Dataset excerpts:

Start of Block

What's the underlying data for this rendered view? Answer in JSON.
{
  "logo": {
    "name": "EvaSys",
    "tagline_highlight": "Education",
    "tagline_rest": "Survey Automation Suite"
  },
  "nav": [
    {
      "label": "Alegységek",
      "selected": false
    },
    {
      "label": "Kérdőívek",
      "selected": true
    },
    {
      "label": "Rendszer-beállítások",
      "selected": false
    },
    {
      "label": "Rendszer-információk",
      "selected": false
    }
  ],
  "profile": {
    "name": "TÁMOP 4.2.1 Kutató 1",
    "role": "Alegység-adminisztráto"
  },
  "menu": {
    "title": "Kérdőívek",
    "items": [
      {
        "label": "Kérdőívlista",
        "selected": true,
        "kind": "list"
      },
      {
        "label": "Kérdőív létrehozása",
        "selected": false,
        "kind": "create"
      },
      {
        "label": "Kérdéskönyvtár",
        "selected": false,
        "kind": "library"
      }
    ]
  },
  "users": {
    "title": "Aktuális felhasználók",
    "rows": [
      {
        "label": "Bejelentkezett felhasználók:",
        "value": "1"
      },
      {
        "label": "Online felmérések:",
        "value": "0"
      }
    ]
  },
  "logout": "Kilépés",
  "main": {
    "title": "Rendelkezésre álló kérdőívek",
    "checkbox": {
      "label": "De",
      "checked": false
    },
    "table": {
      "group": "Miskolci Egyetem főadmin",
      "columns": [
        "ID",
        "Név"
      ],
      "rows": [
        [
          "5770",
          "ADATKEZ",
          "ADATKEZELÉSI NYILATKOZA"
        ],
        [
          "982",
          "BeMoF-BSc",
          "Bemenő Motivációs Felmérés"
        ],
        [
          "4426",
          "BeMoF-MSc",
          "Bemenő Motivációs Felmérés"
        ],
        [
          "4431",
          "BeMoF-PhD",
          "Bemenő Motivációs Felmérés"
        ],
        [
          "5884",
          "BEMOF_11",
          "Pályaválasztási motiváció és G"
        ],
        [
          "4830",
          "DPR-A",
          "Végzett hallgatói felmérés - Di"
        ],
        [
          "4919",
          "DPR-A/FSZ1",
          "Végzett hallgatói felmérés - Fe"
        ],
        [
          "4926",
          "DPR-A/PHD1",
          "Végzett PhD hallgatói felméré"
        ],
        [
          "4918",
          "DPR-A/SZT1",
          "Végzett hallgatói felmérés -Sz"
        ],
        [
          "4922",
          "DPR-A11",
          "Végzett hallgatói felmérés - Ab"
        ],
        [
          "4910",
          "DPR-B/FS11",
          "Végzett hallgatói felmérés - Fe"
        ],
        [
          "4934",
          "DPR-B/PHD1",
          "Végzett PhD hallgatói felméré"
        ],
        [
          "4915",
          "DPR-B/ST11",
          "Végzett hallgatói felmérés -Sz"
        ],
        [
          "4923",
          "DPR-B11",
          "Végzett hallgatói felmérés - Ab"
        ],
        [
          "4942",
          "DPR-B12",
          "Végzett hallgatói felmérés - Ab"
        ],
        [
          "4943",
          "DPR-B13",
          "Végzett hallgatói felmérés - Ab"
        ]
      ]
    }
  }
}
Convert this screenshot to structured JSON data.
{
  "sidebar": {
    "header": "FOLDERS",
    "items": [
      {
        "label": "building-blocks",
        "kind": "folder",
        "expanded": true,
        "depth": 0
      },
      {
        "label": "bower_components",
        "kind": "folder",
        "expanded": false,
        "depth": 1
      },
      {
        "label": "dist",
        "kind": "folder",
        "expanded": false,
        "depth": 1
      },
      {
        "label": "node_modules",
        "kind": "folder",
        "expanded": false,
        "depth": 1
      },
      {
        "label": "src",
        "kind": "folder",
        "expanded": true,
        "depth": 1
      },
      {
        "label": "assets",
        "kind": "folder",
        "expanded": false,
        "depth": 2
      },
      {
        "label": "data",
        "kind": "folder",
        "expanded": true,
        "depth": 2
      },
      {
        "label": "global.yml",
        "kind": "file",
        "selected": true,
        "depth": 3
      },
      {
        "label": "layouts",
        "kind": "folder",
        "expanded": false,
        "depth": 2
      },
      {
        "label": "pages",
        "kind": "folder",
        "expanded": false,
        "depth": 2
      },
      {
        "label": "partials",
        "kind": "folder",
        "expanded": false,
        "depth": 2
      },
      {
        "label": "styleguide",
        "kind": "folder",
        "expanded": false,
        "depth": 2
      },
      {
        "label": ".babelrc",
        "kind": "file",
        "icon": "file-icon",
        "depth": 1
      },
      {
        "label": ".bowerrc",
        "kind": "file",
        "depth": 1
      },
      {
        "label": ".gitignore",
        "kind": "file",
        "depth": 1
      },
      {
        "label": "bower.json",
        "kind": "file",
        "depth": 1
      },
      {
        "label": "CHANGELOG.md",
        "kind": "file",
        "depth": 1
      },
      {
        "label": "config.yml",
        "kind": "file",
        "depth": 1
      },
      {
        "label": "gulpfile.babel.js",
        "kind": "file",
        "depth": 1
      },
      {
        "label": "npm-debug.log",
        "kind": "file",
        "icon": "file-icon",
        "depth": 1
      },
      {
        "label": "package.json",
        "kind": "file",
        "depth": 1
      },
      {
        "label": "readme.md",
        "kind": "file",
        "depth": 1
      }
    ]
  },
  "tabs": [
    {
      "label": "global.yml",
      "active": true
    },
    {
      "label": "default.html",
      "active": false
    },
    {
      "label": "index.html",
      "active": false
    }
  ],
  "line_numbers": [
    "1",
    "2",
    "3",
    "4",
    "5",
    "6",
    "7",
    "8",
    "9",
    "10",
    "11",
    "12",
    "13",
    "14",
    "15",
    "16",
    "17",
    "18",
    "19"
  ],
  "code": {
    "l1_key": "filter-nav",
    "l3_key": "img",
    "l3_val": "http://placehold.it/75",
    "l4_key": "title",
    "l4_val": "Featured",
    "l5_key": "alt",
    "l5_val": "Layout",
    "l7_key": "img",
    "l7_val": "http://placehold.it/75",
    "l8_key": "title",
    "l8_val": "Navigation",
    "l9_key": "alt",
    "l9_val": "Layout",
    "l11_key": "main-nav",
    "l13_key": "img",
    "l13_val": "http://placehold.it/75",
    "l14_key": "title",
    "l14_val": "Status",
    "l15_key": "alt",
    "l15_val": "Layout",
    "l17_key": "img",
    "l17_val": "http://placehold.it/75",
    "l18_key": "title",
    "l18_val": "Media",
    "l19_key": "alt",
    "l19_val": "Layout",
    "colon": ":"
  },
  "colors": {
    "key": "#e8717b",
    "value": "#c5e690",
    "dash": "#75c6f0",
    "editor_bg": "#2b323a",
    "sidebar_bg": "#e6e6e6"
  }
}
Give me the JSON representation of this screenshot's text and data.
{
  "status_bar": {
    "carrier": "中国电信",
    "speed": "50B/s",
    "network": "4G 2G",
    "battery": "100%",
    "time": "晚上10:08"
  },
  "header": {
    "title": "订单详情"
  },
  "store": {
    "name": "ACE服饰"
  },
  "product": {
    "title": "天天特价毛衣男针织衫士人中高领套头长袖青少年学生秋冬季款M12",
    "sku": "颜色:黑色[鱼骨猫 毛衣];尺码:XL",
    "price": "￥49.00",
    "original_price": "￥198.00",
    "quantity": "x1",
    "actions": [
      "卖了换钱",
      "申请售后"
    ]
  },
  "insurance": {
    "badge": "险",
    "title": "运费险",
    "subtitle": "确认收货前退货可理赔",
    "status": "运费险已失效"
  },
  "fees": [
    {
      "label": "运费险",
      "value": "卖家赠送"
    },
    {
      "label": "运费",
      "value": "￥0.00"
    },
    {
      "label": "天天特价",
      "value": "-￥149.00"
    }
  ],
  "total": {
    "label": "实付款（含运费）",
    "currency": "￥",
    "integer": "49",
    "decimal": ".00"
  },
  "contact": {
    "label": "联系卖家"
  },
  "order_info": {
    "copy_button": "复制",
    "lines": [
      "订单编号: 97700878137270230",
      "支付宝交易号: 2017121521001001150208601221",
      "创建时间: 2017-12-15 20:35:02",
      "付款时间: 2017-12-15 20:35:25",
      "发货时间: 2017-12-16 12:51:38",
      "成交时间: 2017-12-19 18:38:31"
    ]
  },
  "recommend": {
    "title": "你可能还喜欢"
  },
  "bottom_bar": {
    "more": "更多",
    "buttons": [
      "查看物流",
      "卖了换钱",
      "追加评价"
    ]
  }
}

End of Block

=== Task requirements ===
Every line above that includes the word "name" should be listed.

=== Solution to the exercise ===
    "name": "EvaSys",
    "name": "TÁMOP 4.2.1 Kutató 1",
    "name": "ACE服饰"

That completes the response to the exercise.